[Data for this task]

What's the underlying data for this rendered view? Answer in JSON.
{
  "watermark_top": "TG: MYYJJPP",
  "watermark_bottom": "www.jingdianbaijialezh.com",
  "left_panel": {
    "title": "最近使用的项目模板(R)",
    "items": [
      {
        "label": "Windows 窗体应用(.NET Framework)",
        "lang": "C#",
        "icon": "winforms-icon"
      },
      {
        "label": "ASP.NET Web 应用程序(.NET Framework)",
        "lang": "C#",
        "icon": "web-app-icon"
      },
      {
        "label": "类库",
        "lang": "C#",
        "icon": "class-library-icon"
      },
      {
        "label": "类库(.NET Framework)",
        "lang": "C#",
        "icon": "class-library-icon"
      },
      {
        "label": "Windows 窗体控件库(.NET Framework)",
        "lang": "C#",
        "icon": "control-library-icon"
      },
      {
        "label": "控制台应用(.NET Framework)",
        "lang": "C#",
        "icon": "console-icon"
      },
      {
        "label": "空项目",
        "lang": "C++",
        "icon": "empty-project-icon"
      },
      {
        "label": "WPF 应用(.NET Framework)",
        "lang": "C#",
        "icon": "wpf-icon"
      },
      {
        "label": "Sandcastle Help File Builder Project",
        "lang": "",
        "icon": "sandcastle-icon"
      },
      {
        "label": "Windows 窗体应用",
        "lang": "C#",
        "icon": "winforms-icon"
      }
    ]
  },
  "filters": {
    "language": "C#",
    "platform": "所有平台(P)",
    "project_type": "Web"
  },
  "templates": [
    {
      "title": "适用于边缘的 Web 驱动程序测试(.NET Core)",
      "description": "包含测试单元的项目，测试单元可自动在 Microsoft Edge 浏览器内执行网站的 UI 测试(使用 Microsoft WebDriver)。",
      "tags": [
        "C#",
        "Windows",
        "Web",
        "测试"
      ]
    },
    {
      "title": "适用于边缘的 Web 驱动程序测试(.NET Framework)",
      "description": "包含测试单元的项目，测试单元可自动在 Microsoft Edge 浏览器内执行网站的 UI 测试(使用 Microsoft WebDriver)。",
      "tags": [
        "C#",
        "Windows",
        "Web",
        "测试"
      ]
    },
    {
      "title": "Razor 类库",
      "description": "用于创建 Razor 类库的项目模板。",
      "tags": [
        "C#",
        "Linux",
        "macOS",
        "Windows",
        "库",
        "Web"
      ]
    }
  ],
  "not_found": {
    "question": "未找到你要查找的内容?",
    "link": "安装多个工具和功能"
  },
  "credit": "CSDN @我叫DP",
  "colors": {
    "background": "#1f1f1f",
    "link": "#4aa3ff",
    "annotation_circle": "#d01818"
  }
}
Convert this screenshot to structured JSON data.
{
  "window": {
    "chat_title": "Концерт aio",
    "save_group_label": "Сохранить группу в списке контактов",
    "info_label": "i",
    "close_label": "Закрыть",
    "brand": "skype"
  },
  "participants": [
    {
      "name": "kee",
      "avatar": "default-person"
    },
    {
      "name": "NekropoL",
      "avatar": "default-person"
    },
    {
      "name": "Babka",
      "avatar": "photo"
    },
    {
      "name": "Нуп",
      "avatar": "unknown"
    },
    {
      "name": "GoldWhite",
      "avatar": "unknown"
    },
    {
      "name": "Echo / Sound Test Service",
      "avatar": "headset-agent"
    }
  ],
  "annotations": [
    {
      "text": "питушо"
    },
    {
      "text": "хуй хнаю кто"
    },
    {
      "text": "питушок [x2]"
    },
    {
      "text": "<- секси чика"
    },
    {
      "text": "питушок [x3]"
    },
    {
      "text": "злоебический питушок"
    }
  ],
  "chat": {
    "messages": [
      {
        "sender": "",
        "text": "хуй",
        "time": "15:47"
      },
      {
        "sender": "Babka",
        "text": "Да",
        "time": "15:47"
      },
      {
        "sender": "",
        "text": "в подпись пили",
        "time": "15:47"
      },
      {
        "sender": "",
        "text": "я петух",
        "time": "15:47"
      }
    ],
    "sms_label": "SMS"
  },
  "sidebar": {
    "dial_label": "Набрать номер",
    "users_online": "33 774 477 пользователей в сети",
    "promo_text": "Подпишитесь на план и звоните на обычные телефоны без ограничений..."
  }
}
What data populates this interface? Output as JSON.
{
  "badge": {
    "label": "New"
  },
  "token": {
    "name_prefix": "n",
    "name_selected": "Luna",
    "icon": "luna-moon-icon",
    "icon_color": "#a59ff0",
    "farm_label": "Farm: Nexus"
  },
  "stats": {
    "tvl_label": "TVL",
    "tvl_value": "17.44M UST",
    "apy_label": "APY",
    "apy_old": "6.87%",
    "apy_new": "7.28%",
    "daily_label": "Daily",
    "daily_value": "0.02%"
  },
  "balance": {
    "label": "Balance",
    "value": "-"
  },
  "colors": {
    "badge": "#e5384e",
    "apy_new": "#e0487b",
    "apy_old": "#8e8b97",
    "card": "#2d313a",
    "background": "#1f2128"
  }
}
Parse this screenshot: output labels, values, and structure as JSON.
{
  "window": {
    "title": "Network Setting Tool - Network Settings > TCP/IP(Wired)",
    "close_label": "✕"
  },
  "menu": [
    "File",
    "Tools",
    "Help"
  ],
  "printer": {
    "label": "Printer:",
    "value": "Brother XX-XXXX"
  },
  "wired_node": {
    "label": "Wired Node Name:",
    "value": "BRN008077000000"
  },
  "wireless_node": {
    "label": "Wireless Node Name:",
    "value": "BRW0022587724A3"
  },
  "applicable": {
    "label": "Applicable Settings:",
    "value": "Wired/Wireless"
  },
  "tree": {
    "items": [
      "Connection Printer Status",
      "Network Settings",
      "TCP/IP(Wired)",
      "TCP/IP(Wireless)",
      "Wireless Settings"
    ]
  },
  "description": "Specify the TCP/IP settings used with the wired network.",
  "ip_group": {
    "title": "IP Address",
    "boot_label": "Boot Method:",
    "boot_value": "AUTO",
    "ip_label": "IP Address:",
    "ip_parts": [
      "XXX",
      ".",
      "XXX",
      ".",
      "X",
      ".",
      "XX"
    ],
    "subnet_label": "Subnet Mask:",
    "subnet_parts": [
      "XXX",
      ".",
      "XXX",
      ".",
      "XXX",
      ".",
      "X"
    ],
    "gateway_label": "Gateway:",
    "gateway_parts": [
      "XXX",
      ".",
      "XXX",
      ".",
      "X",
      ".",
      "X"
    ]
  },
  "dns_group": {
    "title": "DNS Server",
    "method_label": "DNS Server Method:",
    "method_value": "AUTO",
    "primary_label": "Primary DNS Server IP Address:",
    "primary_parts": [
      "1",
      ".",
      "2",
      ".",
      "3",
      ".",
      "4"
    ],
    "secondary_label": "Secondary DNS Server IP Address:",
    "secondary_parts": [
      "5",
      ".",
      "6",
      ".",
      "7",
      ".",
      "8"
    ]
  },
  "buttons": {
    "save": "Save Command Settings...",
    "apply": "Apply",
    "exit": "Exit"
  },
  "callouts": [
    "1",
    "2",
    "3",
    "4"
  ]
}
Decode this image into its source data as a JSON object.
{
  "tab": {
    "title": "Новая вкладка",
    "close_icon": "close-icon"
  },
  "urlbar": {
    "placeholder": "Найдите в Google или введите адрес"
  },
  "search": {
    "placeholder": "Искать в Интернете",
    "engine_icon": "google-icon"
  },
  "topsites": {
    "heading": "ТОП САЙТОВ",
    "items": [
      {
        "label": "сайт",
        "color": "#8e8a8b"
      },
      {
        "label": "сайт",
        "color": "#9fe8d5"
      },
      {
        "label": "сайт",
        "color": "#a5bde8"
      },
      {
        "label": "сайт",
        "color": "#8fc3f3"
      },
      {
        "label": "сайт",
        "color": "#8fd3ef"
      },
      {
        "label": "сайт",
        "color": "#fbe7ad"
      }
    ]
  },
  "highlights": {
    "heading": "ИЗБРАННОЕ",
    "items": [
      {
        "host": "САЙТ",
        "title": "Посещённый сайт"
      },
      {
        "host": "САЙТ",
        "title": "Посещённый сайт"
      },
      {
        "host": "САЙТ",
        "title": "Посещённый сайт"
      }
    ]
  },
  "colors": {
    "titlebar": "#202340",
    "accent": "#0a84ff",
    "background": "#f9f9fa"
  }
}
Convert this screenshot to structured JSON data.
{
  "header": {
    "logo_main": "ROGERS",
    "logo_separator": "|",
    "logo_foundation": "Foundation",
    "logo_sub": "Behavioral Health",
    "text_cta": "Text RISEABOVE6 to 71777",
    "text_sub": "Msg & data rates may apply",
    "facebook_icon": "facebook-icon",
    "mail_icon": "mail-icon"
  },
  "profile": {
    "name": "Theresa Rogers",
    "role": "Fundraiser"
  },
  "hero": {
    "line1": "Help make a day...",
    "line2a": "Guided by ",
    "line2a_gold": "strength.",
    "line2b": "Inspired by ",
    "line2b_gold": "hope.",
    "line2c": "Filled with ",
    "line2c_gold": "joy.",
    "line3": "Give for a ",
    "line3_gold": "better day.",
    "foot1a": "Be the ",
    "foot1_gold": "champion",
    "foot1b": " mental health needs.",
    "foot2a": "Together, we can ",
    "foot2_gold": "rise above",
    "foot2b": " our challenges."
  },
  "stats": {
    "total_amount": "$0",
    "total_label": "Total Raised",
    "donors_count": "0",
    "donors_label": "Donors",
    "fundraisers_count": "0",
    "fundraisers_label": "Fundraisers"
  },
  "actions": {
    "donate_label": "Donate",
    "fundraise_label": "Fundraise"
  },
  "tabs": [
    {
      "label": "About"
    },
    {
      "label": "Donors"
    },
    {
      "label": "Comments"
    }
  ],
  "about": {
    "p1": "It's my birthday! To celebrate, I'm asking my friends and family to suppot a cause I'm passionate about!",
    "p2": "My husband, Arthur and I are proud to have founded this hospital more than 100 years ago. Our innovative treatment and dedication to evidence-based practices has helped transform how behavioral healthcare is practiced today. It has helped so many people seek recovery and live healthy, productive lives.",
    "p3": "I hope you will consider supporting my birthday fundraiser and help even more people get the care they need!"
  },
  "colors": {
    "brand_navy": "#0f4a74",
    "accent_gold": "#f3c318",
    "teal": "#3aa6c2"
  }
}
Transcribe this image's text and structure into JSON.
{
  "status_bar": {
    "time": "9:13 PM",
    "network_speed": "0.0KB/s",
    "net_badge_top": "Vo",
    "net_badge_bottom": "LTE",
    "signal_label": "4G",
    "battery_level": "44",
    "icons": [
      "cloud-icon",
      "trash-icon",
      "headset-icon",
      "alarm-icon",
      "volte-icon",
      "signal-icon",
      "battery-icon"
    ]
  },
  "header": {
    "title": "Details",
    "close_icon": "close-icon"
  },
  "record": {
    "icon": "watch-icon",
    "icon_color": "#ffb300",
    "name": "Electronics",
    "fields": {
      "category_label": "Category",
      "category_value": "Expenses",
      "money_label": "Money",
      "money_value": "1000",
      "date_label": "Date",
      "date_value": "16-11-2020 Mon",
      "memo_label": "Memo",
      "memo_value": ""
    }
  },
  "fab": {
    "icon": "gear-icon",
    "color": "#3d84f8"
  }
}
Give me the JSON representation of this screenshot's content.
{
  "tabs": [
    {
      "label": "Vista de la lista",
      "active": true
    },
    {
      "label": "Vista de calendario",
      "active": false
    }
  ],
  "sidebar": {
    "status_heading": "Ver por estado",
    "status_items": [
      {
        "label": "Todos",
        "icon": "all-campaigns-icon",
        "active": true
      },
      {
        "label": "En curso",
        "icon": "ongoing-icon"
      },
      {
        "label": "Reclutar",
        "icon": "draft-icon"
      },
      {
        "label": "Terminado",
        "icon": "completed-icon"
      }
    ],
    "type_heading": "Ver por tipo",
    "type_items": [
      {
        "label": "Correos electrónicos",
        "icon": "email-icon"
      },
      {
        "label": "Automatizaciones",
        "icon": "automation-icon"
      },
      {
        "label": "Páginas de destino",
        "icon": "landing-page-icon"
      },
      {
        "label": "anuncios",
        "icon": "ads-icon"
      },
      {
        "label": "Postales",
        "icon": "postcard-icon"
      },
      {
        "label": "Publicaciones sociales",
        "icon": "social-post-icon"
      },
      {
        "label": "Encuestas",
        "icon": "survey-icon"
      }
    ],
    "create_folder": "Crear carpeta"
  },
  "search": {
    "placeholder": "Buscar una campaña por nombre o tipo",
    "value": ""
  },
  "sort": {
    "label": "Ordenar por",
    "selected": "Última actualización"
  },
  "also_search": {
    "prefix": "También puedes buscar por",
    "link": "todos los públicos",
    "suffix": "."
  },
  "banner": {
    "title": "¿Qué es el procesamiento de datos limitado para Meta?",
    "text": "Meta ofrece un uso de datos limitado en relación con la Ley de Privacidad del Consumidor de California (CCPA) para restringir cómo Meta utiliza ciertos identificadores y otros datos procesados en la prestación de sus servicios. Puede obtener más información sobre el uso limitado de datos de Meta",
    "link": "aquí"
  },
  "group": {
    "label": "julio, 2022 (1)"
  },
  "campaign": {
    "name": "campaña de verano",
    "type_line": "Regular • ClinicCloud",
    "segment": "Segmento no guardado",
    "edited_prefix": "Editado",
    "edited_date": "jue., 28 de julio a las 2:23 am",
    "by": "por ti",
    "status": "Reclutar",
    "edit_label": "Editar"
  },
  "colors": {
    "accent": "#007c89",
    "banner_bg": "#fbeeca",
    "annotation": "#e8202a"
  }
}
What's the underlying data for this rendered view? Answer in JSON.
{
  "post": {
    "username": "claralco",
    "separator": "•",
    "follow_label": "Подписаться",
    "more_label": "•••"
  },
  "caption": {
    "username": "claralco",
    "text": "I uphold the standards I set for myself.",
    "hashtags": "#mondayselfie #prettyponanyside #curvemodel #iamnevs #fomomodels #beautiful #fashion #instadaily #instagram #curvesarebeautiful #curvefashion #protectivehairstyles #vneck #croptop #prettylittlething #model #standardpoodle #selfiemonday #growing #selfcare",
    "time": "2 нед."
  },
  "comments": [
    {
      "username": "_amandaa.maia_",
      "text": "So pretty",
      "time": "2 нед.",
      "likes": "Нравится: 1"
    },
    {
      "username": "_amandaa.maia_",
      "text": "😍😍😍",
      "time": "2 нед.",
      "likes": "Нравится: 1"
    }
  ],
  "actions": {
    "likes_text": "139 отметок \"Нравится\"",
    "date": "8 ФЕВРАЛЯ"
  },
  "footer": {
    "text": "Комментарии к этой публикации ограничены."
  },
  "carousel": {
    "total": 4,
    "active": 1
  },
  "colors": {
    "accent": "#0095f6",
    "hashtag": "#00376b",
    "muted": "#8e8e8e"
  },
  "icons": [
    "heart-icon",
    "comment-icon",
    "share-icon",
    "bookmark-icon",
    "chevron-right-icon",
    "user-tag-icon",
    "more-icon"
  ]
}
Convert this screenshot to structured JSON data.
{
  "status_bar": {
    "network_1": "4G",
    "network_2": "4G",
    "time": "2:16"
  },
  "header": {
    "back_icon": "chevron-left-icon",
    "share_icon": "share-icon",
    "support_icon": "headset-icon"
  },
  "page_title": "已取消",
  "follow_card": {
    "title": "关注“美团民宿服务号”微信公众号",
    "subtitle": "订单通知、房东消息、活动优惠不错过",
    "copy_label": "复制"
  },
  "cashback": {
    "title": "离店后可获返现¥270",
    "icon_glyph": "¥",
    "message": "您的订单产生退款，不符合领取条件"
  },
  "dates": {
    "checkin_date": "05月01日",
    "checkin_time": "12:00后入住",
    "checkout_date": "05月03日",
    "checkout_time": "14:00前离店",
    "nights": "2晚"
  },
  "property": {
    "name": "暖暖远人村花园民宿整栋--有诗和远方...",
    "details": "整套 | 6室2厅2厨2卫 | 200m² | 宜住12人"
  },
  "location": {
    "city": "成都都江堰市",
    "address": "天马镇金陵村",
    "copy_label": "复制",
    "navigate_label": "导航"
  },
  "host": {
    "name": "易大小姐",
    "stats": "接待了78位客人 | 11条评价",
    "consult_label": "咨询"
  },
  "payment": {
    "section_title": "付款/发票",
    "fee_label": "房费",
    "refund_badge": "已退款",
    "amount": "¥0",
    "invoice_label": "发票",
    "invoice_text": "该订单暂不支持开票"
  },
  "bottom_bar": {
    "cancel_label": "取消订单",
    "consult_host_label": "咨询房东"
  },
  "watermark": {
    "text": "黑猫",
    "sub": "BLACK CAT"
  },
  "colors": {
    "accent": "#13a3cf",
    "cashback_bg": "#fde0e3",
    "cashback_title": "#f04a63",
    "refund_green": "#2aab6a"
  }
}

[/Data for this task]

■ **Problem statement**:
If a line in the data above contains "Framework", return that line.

■ **Expected output**:
        "label": "Windows 窗体应用(.NET Framework)",
        "label": "ASP.NET Web 应用程序(.NET Framework)",
        "label": "类库(.NET Framework)",
        "label": "Windows 窗体控件库(.NET Framework)",
        "label": "控制台应用(.NET Framework)",
        "label": "WPF 应用(.NET Framework)",
      "title": "适用于边缘的 Web 驱动程序测试(.NET Framework)",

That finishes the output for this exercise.